I am very optimistic about the future.
M.L: You want to help others to make their voice heard, tell us about the Scriptwriters’ fellowship you launched.
B.A: the fellowship we have launched Netflix in partnership with Sky here in the UK. Something I thought about when I was starting out as a young person taking expensive transport and having to cut out lunch to afford. She was missing a network to support her and. She met with the VP of Netflix UK and she asked why did you move to USA and I said there was a glass ceiling.
Netflix is giving financial help for one year, and access to young scriptwriters to get them a television credit. Workshop for mental health As mental health is something that is very important for freelancers and artists, there is a lot of pressure
For new and more diverse voices to emerge, concrete actions are needed. One of them is a brand new writing fellowship orchestrated by writer Bisha K. Ali and supported by Netflix and Sky which was just launched in the UK. The goal is clear: «We want to encourage greater diversity of voices among new writers, and so are looking for Black, Asian and other racially and ethnically under-represented writers to apply.» Bisha K. Ali is a screenwriter, director and producer.
Question from the floor: Tell us about Sex Education and your writing.

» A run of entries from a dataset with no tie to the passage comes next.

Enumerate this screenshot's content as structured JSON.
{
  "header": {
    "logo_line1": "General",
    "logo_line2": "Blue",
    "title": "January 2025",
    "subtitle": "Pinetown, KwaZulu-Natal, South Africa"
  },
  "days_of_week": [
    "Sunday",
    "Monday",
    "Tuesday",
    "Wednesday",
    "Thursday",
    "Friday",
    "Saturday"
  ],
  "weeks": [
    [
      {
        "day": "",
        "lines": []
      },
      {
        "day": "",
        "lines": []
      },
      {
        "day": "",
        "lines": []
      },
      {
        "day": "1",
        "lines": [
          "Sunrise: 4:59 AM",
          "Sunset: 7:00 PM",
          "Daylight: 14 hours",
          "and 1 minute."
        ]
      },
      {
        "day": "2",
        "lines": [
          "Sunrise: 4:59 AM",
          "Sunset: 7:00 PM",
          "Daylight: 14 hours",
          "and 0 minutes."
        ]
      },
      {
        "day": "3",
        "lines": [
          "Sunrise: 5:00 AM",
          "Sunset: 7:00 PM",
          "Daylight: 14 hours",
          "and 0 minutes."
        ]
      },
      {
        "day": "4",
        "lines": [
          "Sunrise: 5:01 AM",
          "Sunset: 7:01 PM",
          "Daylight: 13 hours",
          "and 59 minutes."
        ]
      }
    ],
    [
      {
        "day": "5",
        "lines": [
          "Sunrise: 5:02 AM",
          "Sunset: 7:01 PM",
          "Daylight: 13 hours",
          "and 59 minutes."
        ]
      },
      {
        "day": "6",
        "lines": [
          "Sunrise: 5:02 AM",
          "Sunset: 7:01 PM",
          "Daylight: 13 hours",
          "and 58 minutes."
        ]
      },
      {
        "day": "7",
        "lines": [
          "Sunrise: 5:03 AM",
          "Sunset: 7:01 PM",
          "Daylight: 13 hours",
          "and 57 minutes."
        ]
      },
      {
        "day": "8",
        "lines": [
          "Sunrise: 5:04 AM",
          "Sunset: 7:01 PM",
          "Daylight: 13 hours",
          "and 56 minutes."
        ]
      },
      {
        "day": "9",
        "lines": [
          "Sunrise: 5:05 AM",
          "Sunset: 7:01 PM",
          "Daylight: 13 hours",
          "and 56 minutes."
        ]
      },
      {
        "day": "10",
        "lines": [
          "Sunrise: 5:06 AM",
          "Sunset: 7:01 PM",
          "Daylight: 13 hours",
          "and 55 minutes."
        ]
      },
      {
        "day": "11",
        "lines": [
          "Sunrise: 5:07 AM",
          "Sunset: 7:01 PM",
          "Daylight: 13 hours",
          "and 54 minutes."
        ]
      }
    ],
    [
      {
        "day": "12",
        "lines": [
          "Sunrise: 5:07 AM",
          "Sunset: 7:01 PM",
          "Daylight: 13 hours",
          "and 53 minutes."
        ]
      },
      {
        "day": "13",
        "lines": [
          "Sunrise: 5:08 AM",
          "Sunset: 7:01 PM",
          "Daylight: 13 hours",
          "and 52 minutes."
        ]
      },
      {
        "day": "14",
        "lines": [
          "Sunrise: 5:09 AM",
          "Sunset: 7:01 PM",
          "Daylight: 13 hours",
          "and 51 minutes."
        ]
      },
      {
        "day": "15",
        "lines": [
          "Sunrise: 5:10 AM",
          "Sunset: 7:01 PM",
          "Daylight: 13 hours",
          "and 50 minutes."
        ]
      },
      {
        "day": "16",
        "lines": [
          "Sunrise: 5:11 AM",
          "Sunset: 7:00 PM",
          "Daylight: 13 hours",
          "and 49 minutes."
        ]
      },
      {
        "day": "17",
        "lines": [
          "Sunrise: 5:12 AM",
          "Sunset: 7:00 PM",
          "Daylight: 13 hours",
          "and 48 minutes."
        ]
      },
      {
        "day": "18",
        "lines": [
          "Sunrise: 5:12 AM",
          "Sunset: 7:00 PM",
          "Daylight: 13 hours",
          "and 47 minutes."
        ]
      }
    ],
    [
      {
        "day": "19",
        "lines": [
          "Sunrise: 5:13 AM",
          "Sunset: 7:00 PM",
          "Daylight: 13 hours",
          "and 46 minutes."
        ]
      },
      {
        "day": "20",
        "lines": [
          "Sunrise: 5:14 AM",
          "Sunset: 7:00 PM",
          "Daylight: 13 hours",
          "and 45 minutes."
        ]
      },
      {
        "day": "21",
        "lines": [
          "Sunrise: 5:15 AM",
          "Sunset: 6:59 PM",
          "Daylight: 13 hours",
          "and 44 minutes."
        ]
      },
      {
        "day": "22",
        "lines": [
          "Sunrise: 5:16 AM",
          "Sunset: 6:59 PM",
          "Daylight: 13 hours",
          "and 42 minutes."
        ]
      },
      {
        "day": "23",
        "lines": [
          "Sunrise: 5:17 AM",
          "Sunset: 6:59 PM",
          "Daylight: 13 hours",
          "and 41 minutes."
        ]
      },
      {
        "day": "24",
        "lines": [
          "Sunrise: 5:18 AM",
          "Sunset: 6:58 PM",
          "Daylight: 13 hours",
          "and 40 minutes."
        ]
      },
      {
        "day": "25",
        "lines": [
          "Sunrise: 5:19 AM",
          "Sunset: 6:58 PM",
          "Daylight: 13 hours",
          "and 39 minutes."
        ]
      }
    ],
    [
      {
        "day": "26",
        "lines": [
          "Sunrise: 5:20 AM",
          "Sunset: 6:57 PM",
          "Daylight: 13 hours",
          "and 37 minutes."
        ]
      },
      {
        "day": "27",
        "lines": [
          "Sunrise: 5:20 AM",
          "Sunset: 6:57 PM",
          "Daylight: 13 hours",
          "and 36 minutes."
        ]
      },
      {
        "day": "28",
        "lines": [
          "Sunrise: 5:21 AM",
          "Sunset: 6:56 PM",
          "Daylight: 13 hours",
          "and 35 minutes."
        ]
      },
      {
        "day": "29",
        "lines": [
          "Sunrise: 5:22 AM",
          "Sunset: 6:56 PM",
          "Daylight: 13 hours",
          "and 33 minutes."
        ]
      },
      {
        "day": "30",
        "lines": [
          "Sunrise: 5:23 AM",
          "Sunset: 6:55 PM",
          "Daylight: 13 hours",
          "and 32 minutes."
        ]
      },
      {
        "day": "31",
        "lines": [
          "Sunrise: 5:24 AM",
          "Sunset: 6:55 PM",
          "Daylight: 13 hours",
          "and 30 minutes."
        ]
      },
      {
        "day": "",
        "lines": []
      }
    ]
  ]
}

B.A: I was very young the most inexperienced writer in the writer’s room, it was a very diverse writing room one of the most diverse I ever done. with Laurie Nunn and Sean showrunner of Sex Education. It is a collaborative experience. It’s exhilarating constantly sharing ideas in a writers room. Laurie Nunn curated all the ideas and lacing them together. Laure Nunn and made them work all the specificity all the grace she gave to the topic, it was difficult for us to approach especially a UK show. With massive spreadsheets, we were tracking characters across the whole series. A learning curve to me was the level of specificity and the level of detail and being able to contribute to that room when I felt so green and such an imposter but they writers room helped me through it.